Entries from a dataset of interfaces:
-- -- --
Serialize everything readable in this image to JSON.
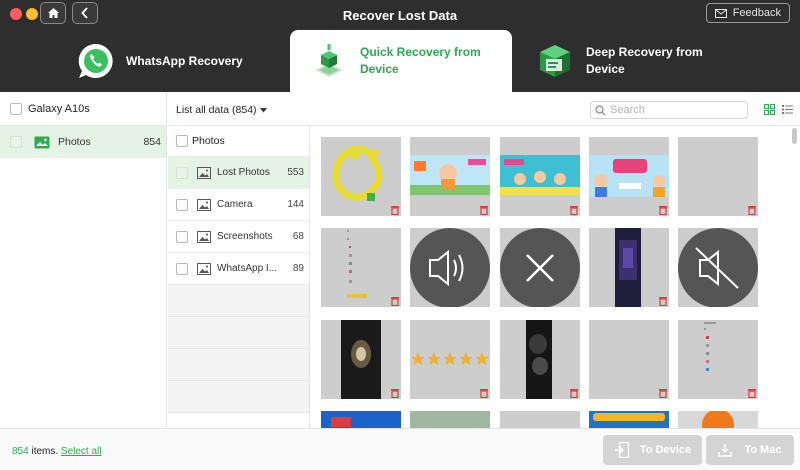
{
  "window": {
    "title": "Recover Lost Data"
  },
  "header": {
    "feedback_label": "Feedback"
  },
  "tabs": [
    {
      "id": "whatsapp",
      "label": "WhatsApp Recovery",
      "active": false
    },
    {
      "id": "quick",
      "label_line1": "Quick Recovery from",
      "label_line2": "Device",
      "active": true
    },
    {
      "id": "deep",
      "label_line1": "Deep Recovery from",
      "label_line2": "Device",
      "active": false
    }
  ],
  "device": {
    "name": "Galaxy A10s",
    "categories": [
      {
        "label": "Photos",
        "count": "854",
        "icon": "photo-icon"
      }
    ]
  },
  "toolbar": {
    "list_label": "List all data (854)",
    "search_placeholder": "Search",
    "views": [
      "grid-view-icon",
      "list-view-icon"
    ]
  },
  "subcategories": {
    "header": "Photos",
    "items": [
      {
        "label": "Lost Photos",
        "count": "553",
        "icon": "image-icon",
        "active": true
      },
      {
        "label": "Camera",
        "count": "144",
        "icon": "image-icon",
        "active": false
      },
      {
        "label": "Screenshots",
        "count": "68",
        "icon": "image-icon",
        "active": false
      },
      {
        "label": "WhatsApp I...",
        "count": "89",
        "icon": "image-icon",
        "active": false
      }
    ]
  },
  "thumbnails": [
    "yellow-shapes-image",
    "kids-cartoon-banner-image",
    "kids-cartoon-banner-image",
    "kids-school-banner-image",
    "blank-image",
    "screenshot-list-image",
    "audio-file-icon",
    "broken-file-icon",
    "dark-phone-screenshot-image",
    "muted-audio-file-icon",
    "dark-photo-image",
    "star-rating-image",
    "dark-photo-image",
    "blank-image",
    "screenshot-list-image",
    "blue-app-image",
    "photo-image",
    "blank-image",
    "game-image",
    "orange-ball-image"
  ],
  "footer": {
    "count": "854",
    "items_text": " items.",
    "select_all_label": "Select all",
    "to_device_label": "To Device",
    "to_mac_label": "To Mac"
  },
  "colors": {
    "accent": "#2fa84f",
    "header": "#2e2e2e",
    "selected_row": "#e4f3e4",
    "thumb_bg": "#cdcdcd",
    "trash": "#e0383a"
  }
}
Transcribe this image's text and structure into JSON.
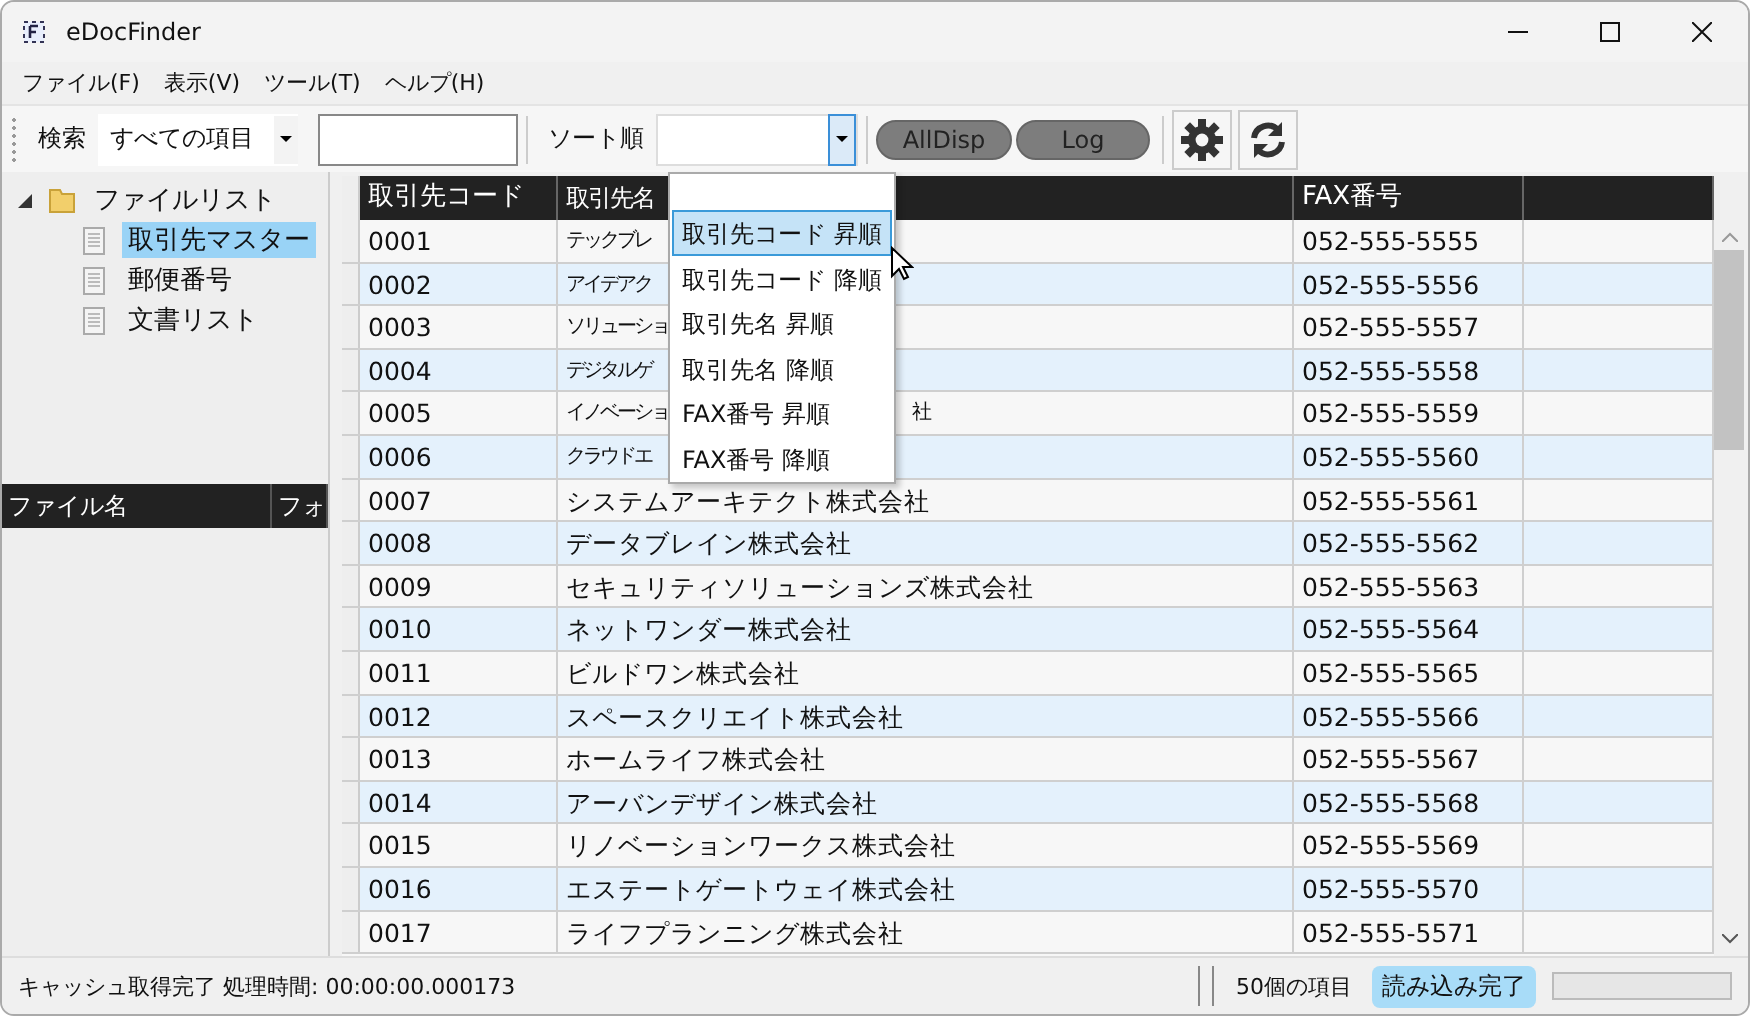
{
  "window": {
    "title": "eDocFinder"
  },
  "menu": [
    "ファイル(F)",
    "表示(V)",
    "ツール(T)",
    "ヘルプ(H)"
  ],
  "toolbar": {
    "search_label": "検索",
    "search_scope": "すべての項目",
    "sort_label": "ソート順",
    "buttons": [
      "AllDisp",
      "Log"
    ]
  },
  "tree": {
    "label": "ファイルリスト",
    "expanded": true,
    "children": [
      {
        "label": "取引先マスター",
        "selected": true
      },
      {
        "label": "郵便番号",
        "selected": false
      },
      {
        "label": "文書リスト",
        "selected": false
      }
    ]
  },
  "file_list": {
    "columns": [
      "ファイル名",
      "フォ"
    ]
  },
  "table": {
    "columns": [
      "取引先コード",
      "取引先名",
      "FAX番号"
    ],
    "rows": [
      {
        "code": "0001",
        "name": "テックブレ",
        "fax": "052-555-5555"
      },
      {
        "code": "0002",
        "name": "アイデアク",
        "fax": "052-555-5556"
      },
      {
        "code": "0003",
        "name": "ソリューショ",
        "fax": "052-555-5557"
      },
      {
        "code": "0004",
        "name": "デジタルゲ",
        "fax": "052-555-5558"
      },
      {
        "code": "0005",
        "name": "イノベーショ",
        "name_tail": "社",
        "fax": "052-555-5559"
      },
      {
        "code": "0006",
        "name": "クラウドエ",
        "fax": "052-555-5560"
      },
      {
        "code": "0007",
        "name": "システムアーキテクト株式会社",
        "fax": "052-555-5561"
      },
      {
        "code": "0008",
        "name": "データブレイン株式会社",
        "fax": "052-555-5562"
      },
      {
        "code": "0009",
        "name": "セキュリティソリューションズ株式会社",
        "fax": "052-555-5563"
      },
      {
        "code": "0010",
        "name": "ネットワンダー株式会社",
        "fax": "052-555-5564"
      },
      {
        "code": "0011",
        "name": "ビルドワン株式会社",
        "fax": "052-555-5565"
      },
      {
        "code": "0012",
        "name": "スペースクリエイト株式会社",
        "fax": "052-555-5566"
      },
      {
        "code": "0013",
        "name": "ホームライフ株式会社",
        "fax": "052-555-5567"
      },
      {
        "code": "0014",
        "name": "アーバンデザイン株式会社",
        "fax": "052-555-5568"
      },
      {
        "code": "0015",
        "name": "リノベーションワークス株式会社",
        "fax": "052-555-5569"
      },
      {
        "code": "0016",
        "name": "エステートゲートウェイ株式会社",
        "fax": "052-555-5570"
      },
      {
        "code": "0017",
        "name": "ライフプランニング株式会社",
        "fax": "052-555-5571"
      }
    ]
  },
  "sort_dropdown": {
    "options": [
      {
        "label": "取引先コード 昇順",
        "selected": true
      },
      {
        "label": "取引先コード 降順",
        "selected": false
      },
      {
        "label": "取引先名 昇順",
        "selected": false
      },
      {
        "label": "取引先名 降順",
        "selected": false
      },
      {
        "label": "FAX番号 昇順",
        "selected": false
      },
      {
        "label": "FAX番号 降順",
        "selected": false
      }
    ]
  },
  "status_bar": {
    "message": "キャッシュ取得完了 処理時間: 00:00:00.000173",
    "count": "50個の項目",
    "state": "読み込み完了",
    "progress": {
      "level": 0
    }
  }
}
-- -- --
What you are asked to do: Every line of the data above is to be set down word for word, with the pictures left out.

Response to the exercise:
Serialize everything readable in this image to JSON.
{
  "window": {
    "title": "Recover Lost Data"
  },
  "header": {
    "feedback_label": "Feedback"
  },
  "tabs": [
    {
      "id": "whatsapp",
      "label": "WhatsApp Recovery",
      "active": false
    },
    {
      "id": "quick",
      "label_line1": "Quick Recovery from",
      "label_line2": "Device",
      "active": true
    },
    {
      "id": "deep",
      "label_line1": "Deep Recovery from",
      "label_line2": "Device",
      "active": false
    }
  ],
  "device": {
    "name": "Galaxy A10s",
    "categories": [
      {
        "label": "Photos",
        "count": "854",
        "icon": "photo-icon"
      }
    ]
  },
  "toolbar": {
    "list_label": "List all data (854)",
    "search_placeholder": "Search",
    "views": [
      "grid-view-icon",
      "list-view-icon"
    ]
  },
  "subcategories": {
    "header": "Photos",
    "items": [
      {
        "label": "Lost Photos",
        "count": "553",
        "icon": "image-icon",
        "active": true
      },
      {
        "label": "Camera",
        "count": "144",
        "icon": "image-icon",
        "active": false
      },
      {
        "label": "Screenshots",
        "count": "68",
        "icon": "image-icon",
        "active": false
      },
      {
        "label": "WhatsApp I...",
        "count": "89",
        "icon": "image-icon",
        "active": false
      }
    ]
  },
  "thumbnails": [
    "yellow-shapes-image",
    "kids-cartoon-banner-image",
    "kids-cartoon-banner-image",
    "kids-school-banner-image",
    "blank-image",
    "screenshot-list-image",
    "audio-file-icon",
    "broken-file-icon",
    "dark-phone-screenshot-image",
    "muted-audio-file-icon",
    "dark-photo-image",
    "star-rating-image",
    "dark-photo-image",
    "blank-image",
    "screenshot-list-image",
    "blue-app-image",
    "photo-image",
    "blank-image",
    "game-image",
    "orange-ball-image"
  ],
  "footer": {
    "count": "854",
    "items_text": " items.",
    "select_all_label": "Select all",
    "to_device_label": "To Device",
    "to_mac_label": "To Mac"
  },
  "colors": {
    "accent": "#2fa84f",
    "header": "#2e2e2e",
    "selected_row": "#e4f3e4",
    "thumb_bg": "#cdcdcd",
    "trash": "#e0383a"
  }
}
Transcribe this image's text and structure into JSON.
{
  "window": {
    "title": "eDocFinder"
  },
  "menu": [
    "ファイル(F)",
    "表示(V)",
    "ツール(T)",
    "ヘルプ(H)"
  ],
  "toolbar": {
    "search_label": "検索",
    "search_scope": "すべての項目",
    "sort_label": "ソート順",
    "buttons": [
      "AllDisp",
      "Log"
    ]
  },
  "tree": {
    "label": "ファイルリスト",
    "expanded": true,
    "children": [
      {
        "label": "取引先マスター",
        "selected": true
      },
      {
        "label": "郵便番号",
        "selected": false
      },
      {
        "label": "文書リスト",
        "selected": false
      }
    ]
  },
  "file_list": {
    "columns": [
      "ファイル名",
      "フォ"
    ]
  },
  "table": {
    "columns": [
      "取引先コード",
      "取引先名",
      "FAX番号"
    ],
    "rows": [
      {
        "code": "0001",
        "name": "テックブレ",
        "fax": "052-555-5555"
      },
      {
        "code": "0002",
        "name": "アイデアク",
        "fax": "052-555-5556"
      },
      {
        "code": "0003",
        "name": "ソリューショ",
        "fax": "052-555-5557"
      },
      {
        "code": "0004",
        "name": "デジタルゲ",
        "fax": "052-555-5558"
      },
      {
        "code": "0005",
        "name": "イノベーショ",
        "name_tail": "社",
        "fax": "052-555-5559"
      },
      {
        "code": "0006",
        "name": "クラウドエ",
        "fax": "052-555-5560"
      },
      {
        "code": "0007",
        "name": "システムアーキテクト株式会社",
        "fax": "052-555-5561"
      },
      {
        "code": "0008",
        "name": "データブレイン株式会社",
        "fax": "052-555-5562"
      },
      {
        "code": "0009",
        "name": "セキュリティソリューションズ株式会社",
        "fax": "052-555-5563"
      },
      {
        "code": "0010",
        "name": "ネットワンダー株式会社",
        "fax": "052-555-5564"
      },
      {
        "code": "0011",
        "name": "ビルドワン株式会社",
        "fax": "052-555-5565"
      },
      {
        "code": "0012",
        "name": "スペースクリエイト株式会社",
        "fax": "052-555-5566"
      },
      {
        "code": "0013",
        "name": "ホームライフ株式会社",
        "fax": "052-555-5567"
      },
      {
        "code": "0014",
        "name": "アーバンデザイン株式会社",
        "fax": "052-555-5568"
      },
      {
        "code": "0015",
        "name": "リノベーションワークス株式会社",
        "fax": "052-555-5569"
      },
      {
        "code": "0016",
        "name": "エステートゲートウェイ株式会社",
        "fax": "052-555-5570"
      },
      {
        "code": "0017",
        "name": "ライフプランニング株式会社",
        "fax": "052-555-5571"
      }
    ]
  },
  "sort_dropdown": {
    "options": [
      {
        "label": "取引先コード 昇順",
        "selected": true
      },
      {
        "label": "取引先コード 降順",
        "selected": false
      },
      {
        "label": "取引先名 昇順",
        "selected": false
      },
      {
        "label": "取引先名 降順",
        "selected": false
      },
      {
        "label": "FAX番号 昇順",
        "selected": false
      },
      {
        "label": "FAX番号 降順",
        "selected": false
      }
    ]
  },
  "status_bar": {
    "message": "キャッシュ取得完了 処理時間: 00:00:00.000173",
    "count": "50個の項目",
    "state": "読み込み完了",
    "progress": {
      "level": 0
    }
  }
}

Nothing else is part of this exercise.